Task objective: Find every line in the records below that holds the word "Library", and copy each one.

[Items from an interface collection]
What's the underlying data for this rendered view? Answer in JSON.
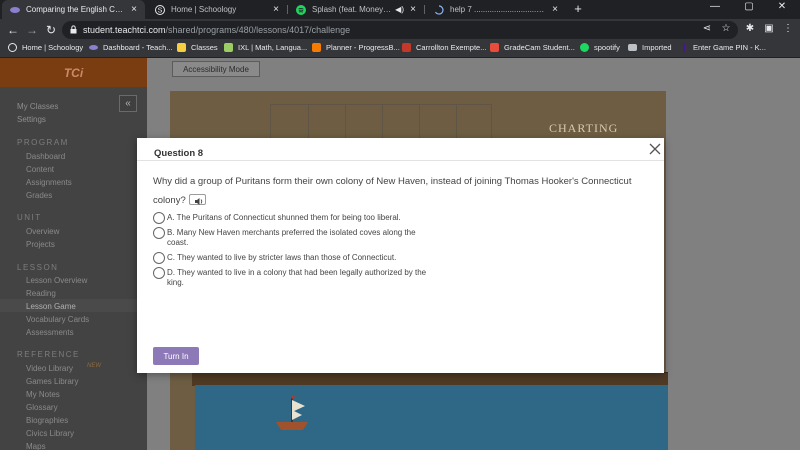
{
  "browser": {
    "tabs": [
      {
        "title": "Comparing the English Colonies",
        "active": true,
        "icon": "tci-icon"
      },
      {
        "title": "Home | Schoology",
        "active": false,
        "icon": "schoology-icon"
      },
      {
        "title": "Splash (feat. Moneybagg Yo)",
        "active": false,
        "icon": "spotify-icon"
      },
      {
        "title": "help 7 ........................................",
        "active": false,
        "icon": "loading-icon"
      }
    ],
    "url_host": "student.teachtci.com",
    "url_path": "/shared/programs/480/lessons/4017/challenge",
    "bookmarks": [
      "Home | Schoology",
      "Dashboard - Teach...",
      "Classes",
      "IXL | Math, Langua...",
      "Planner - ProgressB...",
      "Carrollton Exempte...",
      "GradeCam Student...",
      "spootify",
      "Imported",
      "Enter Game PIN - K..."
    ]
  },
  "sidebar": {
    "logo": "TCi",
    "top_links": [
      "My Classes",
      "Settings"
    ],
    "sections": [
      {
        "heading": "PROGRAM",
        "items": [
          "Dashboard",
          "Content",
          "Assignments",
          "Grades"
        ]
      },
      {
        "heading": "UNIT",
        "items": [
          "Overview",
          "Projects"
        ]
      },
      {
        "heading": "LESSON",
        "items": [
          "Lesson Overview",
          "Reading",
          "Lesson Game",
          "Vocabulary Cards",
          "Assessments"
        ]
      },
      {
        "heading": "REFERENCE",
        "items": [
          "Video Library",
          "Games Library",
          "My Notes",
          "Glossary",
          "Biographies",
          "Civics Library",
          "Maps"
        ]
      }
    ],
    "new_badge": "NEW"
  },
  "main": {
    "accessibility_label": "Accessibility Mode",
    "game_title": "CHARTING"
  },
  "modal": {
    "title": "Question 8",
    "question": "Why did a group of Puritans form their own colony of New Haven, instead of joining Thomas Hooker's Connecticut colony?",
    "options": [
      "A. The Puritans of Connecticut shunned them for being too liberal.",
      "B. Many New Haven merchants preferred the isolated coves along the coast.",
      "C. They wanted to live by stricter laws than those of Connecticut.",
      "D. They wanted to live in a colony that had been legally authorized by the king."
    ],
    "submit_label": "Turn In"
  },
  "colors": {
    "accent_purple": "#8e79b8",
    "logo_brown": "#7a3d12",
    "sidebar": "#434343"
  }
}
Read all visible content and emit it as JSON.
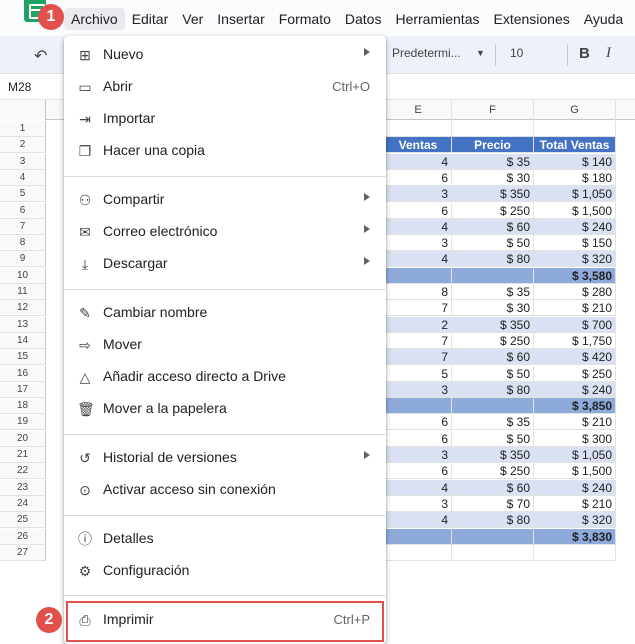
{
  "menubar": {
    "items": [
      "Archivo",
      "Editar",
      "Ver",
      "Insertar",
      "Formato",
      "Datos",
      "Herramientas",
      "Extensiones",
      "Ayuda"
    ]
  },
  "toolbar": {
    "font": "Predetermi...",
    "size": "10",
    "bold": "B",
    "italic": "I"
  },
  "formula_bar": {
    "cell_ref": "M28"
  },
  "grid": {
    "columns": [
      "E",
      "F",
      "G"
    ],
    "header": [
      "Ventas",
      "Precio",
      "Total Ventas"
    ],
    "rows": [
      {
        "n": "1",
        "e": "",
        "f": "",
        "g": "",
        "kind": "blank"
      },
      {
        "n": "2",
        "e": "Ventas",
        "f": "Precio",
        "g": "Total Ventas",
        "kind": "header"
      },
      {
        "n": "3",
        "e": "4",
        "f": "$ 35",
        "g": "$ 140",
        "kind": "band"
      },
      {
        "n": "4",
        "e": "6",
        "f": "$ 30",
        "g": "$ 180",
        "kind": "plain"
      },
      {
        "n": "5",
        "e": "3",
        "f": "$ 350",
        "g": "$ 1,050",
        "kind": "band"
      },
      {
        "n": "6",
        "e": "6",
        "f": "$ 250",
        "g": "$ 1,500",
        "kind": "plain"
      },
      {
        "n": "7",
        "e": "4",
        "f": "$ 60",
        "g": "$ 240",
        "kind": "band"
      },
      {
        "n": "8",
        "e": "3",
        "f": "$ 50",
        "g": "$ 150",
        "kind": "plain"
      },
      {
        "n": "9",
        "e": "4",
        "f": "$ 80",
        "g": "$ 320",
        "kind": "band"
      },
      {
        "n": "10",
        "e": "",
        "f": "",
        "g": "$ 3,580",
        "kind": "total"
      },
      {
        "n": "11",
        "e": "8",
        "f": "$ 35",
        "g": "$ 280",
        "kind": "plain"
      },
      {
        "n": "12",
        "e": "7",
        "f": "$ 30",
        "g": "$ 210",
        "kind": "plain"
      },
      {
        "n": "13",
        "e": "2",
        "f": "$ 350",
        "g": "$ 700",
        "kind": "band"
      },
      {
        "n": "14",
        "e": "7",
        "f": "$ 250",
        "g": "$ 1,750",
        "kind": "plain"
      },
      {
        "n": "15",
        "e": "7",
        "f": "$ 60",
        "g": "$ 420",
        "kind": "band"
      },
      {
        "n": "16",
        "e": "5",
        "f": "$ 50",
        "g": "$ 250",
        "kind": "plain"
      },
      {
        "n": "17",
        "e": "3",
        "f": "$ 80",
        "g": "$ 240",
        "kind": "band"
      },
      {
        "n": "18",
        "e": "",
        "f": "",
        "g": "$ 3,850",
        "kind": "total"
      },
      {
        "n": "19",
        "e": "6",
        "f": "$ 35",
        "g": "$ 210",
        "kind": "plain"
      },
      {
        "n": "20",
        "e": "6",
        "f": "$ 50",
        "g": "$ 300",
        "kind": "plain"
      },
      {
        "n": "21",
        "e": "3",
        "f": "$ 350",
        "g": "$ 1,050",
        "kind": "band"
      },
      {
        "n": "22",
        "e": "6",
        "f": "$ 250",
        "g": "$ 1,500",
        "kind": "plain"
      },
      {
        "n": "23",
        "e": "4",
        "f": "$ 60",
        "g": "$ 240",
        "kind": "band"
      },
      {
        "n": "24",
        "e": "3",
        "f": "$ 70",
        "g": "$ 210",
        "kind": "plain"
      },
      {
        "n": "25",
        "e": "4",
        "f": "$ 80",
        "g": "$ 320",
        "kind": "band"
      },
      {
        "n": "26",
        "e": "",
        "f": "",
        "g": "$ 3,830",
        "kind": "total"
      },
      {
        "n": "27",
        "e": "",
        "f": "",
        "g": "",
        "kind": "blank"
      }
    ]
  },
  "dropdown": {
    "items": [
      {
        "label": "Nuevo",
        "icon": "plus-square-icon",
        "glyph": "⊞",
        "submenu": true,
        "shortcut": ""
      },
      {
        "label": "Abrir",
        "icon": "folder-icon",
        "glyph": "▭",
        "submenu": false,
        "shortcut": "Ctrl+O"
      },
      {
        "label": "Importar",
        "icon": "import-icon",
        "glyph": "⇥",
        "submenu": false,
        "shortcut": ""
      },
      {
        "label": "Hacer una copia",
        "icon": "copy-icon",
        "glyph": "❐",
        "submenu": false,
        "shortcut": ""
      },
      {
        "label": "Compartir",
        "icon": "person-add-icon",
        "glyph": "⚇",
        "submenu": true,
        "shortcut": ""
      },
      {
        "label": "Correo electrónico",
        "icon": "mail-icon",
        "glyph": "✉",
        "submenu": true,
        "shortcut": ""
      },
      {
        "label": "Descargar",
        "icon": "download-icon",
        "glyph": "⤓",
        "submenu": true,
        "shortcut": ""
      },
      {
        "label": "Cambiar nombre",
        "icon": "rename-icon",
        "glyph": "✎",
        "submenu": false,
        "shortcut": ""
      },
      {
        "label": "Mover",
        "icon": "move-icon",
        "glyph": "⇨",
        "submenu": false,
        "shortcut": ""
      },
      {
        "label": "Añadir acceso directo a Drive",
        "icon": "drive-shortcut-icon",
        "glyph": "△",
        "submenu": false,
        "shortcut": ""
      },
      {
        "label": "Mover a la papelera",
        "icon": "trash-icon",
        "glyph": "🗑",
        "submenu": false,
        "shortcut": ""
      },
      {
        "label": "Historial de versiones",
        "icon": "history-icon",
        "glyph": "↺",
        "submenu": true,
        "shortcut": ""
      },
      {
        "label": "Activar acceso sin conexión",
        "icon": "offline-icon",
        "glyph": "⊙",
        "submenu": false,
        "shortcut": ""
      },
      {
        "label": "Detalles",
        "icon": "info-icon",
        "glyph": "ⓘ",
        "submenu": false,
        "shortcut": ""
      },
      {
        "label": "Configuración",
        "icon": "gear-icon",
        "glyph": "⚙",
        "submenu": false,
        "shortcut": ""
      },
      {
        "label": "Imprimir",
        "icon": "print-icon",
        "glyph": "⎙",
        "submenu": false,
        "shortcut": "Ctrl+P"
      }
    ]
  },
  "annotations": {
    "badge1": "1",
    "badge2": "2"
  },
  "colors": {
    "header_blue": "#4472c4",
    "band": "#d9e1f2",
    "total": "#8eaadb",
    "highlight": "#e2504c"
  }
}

Solved exercise:
          "Video Library",
          "Games Library",
          "Civics Library",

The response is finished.